Oscar Pareja earned plaudits for keeping the injury-wracked Colorado Rapids' noses above water early in the season. His deployment of patchwork lineups that picked up surprising results early were mentioned throughout the season by pundits and commentators as a big reason for his presence in Coach of the Year discussions.

Pareja had to get creative again in Colorado's knockout playoff match against the Seattle Sounders, but the results were miserable.

With Dillon Powers out with concussion symptoms and Vicente Sanchez sitting the bench with a nagging shoulder injury, Pareja put Martin Rivero at center attacking midfield and slipped Atiba Harris out on the wing. Both played terribly.

Rivero, whose 2013 campaign was a disappointing one (and not just because of injuries), was invisible and Harris was ineffective from the wing. Rapids fans kept waiting for a Harris substitution that never came, adding to a list of head-scracthing decisions by Colorado's skipper.

What's worse was Pareja, reacting to Marvell Wynne's troubling defensive display in the ill-fated season finale against the Vancouver Whitecaps, put untested German Mera at center back and pushed Shane O'Neill out at right back. Both played terribly.

Mera was doling out defensive gaffes like a sidewalk sausage vendor early on, leading to more than a few tense moments while the game remained deadlocked. O'Neill couldn't deliver a meaningful cross; one effort in the second half was unchallenged by Seattle's defense, but O'Neill still somehow shipped a clumsy cross way over the net.

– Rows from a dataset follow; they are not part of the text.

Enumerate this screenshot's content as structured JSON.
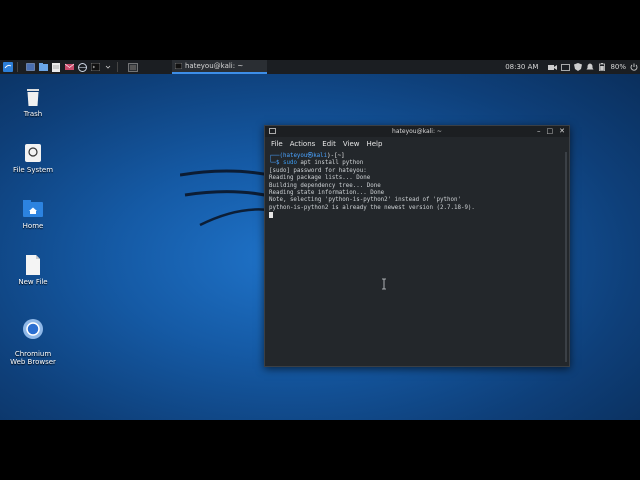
{
  "taskbar": {
    "active_window_label": "hateyou@kali: ~",
    "clock": "08:30 AM",
    "battery": "80%",
    "icons": [
      "kali-menu-icon",
      "show-desktop-icon",
      "file-manager-icon",
      "text-editor-icon",
      "mail-icon",
      "browser-icon",
      "terminal-icon",
      "dropdown-icon",
      "workspace-icon"
    ],
    "tray_icons": [
      "camera-icon",
      "screen-icon",
      "shield-icon",
      "bell-icon",
      "lock-icon",
      "battery-icon",
      "power-icon"
    ]
  },
  "desktop": {
    "icons": [
      {
        "label": "Trash",
        "icon": "trash-icon"
      },
      {
        "label": "File System",
        "icon": "drive-icon"
      },
      {
        "label": "Home",
        "icon": "home-folder-icon"
      },
      {
        "label": "New File",
        "icon": "file-icon"
      },
      {
        "label": "Chromium\nWeb Browser",
        "icon": "chromium-icon"
      }
    ]
  },
  "terminal": {
    "title": "hateyou@kali: ~",
    "menu": [
      "File",
      "Actions",
      "Edit",
      "View",
      "Help"
    ],
    "prompt": {
      "prefix_top": "┌──(",
      "user_host": "hateyou㉿kali",
      "path": ")-[~]",
      "prefix_bottom": "└─$ ",
      "sudo": "sudo",
      "command": " apt install python"
    },
    "output": [
      "[sudo] password for hateyou:",
      "Reading package lists... Done",
      "Building dependency tree... Done",
      "Reading state information... Done",
      "Note, selecting 'python-is-python2' instead of 'python'",
      "python-is-python2 is already the newest version (2.7.18-9)."
    ]
  },
  "colors": {
    "accent": "#3d8ee8",
    "panel": "#1b1e22",
    "terminal_bg": "#23272b"
  }
}
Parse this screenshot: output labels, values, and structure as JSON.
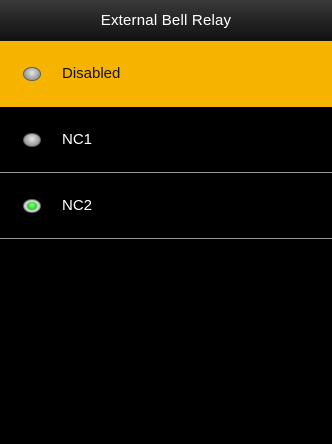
{
  "header": {
    "title": "External Bell Relay"
  },
  "options": [
    {
      "label": "Disabled",
      "checked": false,
      "highlighted": true
    },
    {
      "label": "NC1",
      "checked": false,
      "highlighted": false
    },
    {
      "label": "NC2",
      "checked": true,
      "highlighted": false
    }
  ],
  "colors": {
    "highlight": "#f6b300",
    "background": "#000000",
    "radio_checked": "#2ee02e"
  }
}
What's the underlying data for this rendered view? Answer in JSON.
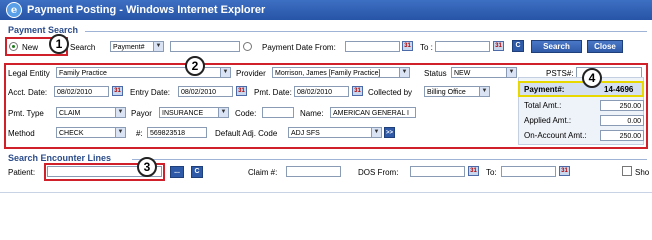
{
  "window": {
    "title": "Payment Posting - Windows Internet Explorer"
  },
  "payment_search": {
    "section_title": "Payment Search",
    "new_label": "New",
    "search_label": "Search",
    "search_type": "Payment#",
    "search_value": "",
    "date_from_label": "Payment Date From:",
    "date_from": "",
    "to_label": "To :",
    "to": "",
    "c_label": "C",
    "search_button": "Search",
    "close_button": "Close"
  },
  "form": {
    "legal_entity_label": "Legal Entity",
    "legal_entity": "Family Practice",
    "provider_label": "Provider",
    "provider": "Morrison, James [Family Practice]",
    "status_label": "Status",
    "status": "NEW",
    "psts_label": "PSTS#:",
    "acct_date_label": "Acct. Date:",
    "acct_date": "08/02/2010",
    "entry_date_label": "Entry Date:",
    "entry_date": "08/02/2010",
    "pmt_date_label": "Pmt. Date:",
    "pmt_date": "08/02/2010",
    "collected_by_label": "Collected by",
    "collected_by": "Billing Office",
    "pmt_type_label": "Pmt. Type",
    "pmt_type": "CLAIM",
    "payor_label": "Payor",
    "payor": "INSURANCE",
    "code_label": "Code:",
    "code": "",
    "name_label": "Name:",
    "name": "AMERICAN GENERAL I",
    "method_label": "Method",
    "method": "CHECK",
    "number_label": "#:",
    "number": "569823518",
    "default_adj_label": "Default Adj. Code",
    "default_adj": "ADJ SFS",
    "go_button": ">>"
  },
  "summary": {
    "payment_num_label": "Payment#:",
    "payment_num": "14-4696",
    "total_label": "Total Amt.:",
    "total": "250.00",
    "applied_label": "Applied Amt.:",
    "applied": "0.00",
    "on_account_label": "On-Account Amt.:",
    "on_account": "250.00"
  },
  "encounter": {
    "section_title": "Search Encounter Lines",
    "patient_label": "Patient:",
    "patient": "",
    "ellipsis_button": "...",
    "c_label": "C",
    "claim_label": "Claim #:",
    "claim": "",
    "dos_from_label": "DOS From:",
    "dos_from": "",
    "to_label": "To:",
    "to": "",
    "show_label": "Sho"
  },
  "callouts": [
    "1",
    "2",
    "3",
    "4"
  ],
  "colors": {
    "titlebar": "#2a5aab",
    "callout_box": "#d0202a",
    "highlight": "#e8d800",
    "accent": "#2f5aa8"
  },
  "icons": [
    "ie-logo-icon",
    "calendar-icon",
    "chevron-down-icon"
  ]
}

It wouldn't be fair to pin all of Colorado's woes on Wednesday night, of which there were many, on the lineup. Regulars like Chris Klute, Drew Moor and Deshorn Brown who were counted upon all season for meaningful contributions, were off their game against the Sounders.

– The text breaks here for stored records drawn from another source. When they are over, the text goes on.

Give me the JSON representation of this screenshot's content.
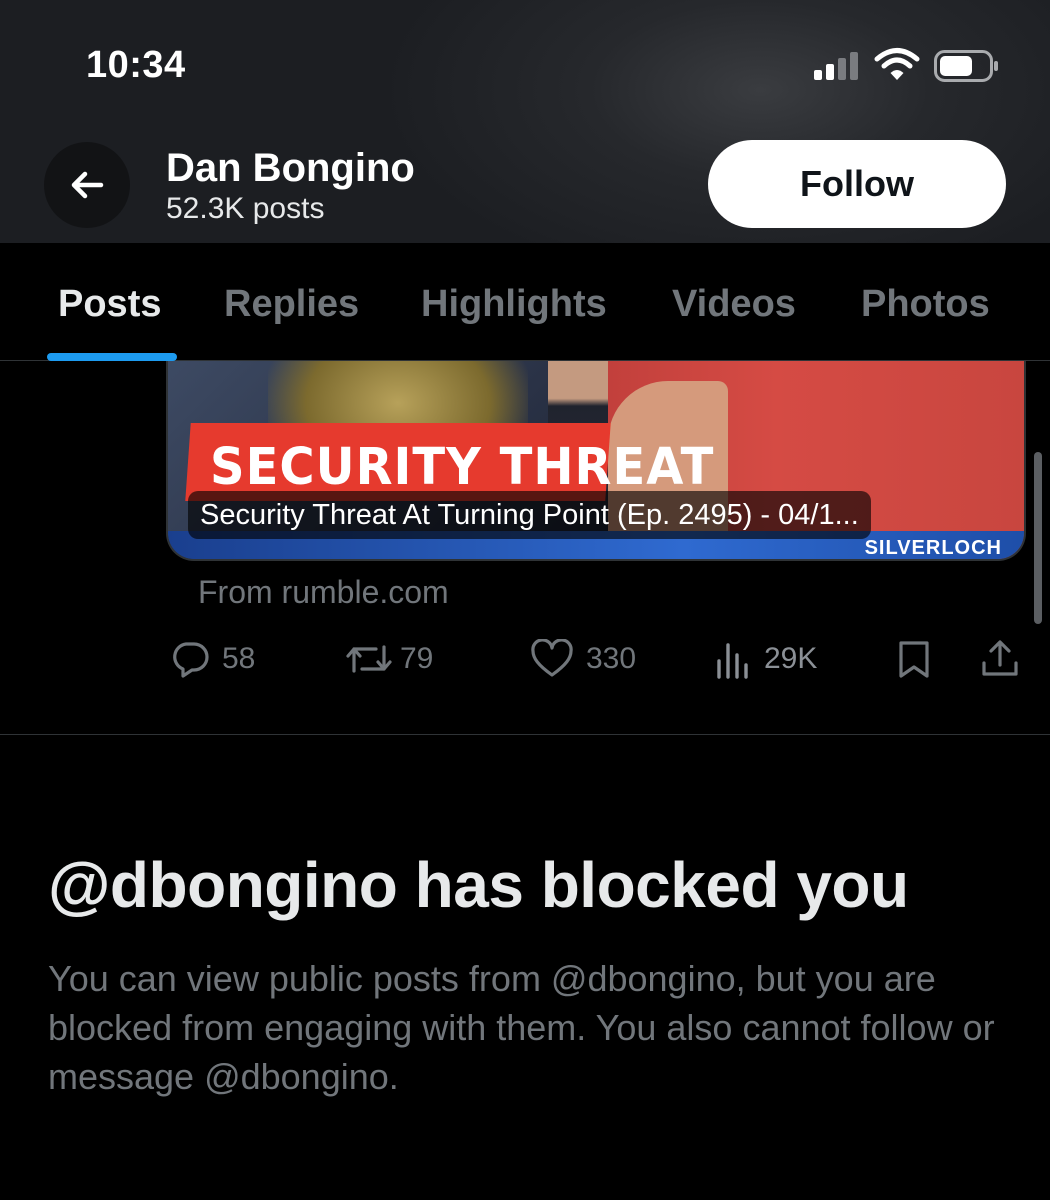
{
  "status_bar": {
    "time": "10:34",
    "signal_icon": "cellular-signal-icon",
    "wifi_icon": "wifi-icon",
    "battery_icon": "battery-icon"
  },
  "header": {
    "back_icon": "arrow-left-icon",
    "name": "Dan Bongino",
    "post_count": "52.3K posts",
    "follow_label": "Follow"
  },
  "tabs": [
    {
      "label": "Posts",
      "active": true
    },
    {
      "label": "Replies",
      "active": false
    },
    {
      "label": "Highlights",
      "active": false
    },
    {
      "label": "Videos",
      "active": false
    },
    {
      "label": "Photos",
      "active": false
    }
  ],
  "post": {
    "card": {
      "overlay_text": "SECURITY THREAT",
      "caption": "Security Threat At Turning Point (Ep. 2495) - 04/1...",
      "brand": "SILVERLOCH"
    },
    "source": "From rumble.com",
    "actions": {
      "replies": "58",
      "reposts": "79",
      "likes": "330",
      "views": "29K"
    }
  },
  "blocked": {
    "title": "@dbongino has blocked you",
    "description": "You can view public posts from @dbongino, but you are blocked from engaging with them. You also cannot follow or message @dbongino."
  },
  "colors": {
    "accent": "#1d9bf0",
    "background": "#000000",
    "muted_text": "#71767b"
  }
}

Klute was repeatedly out of position, misfired on several easy passes, failed to push forward much and couldn't cross the ball like he did in a regular season that saw seven assists come from the youngster. Moor rounded out a sloppy night from the Rapids defense, continuing a tough run for the veteran that started last weekend in the Vancouver game.

While Pareja can't be entirely faulted for his players coming out flat, his reticence to bring out reinforcements earlier was troubling. An expected halftime substitution to shake things up for the anemic Rapids never occurred. He waited too long to put Sanchez in, whose presence was a momentary boost. Wynne came in for Nathan Sturgis late in the game when the team needed an offensive spark, not a defensive mercenary. And Harris remained on the field for the full 90 minutes with little to show for his evening but a yellow card.

Look, Seattle's defense played quite well. But the Rapids didn't exactly do much to outmaneuver them. Their passing was lazy, their pace was off and their season is now over.

Pareja has done a wonderful job in his second season managing the Rapids. A playoff berth was more than most fans should have expected. During a few moments over the season, he would make moves that seemed a bit odd.

Unfortunately, Wednesday's playoff was a concentration of those puzzling moments for the second-year coach.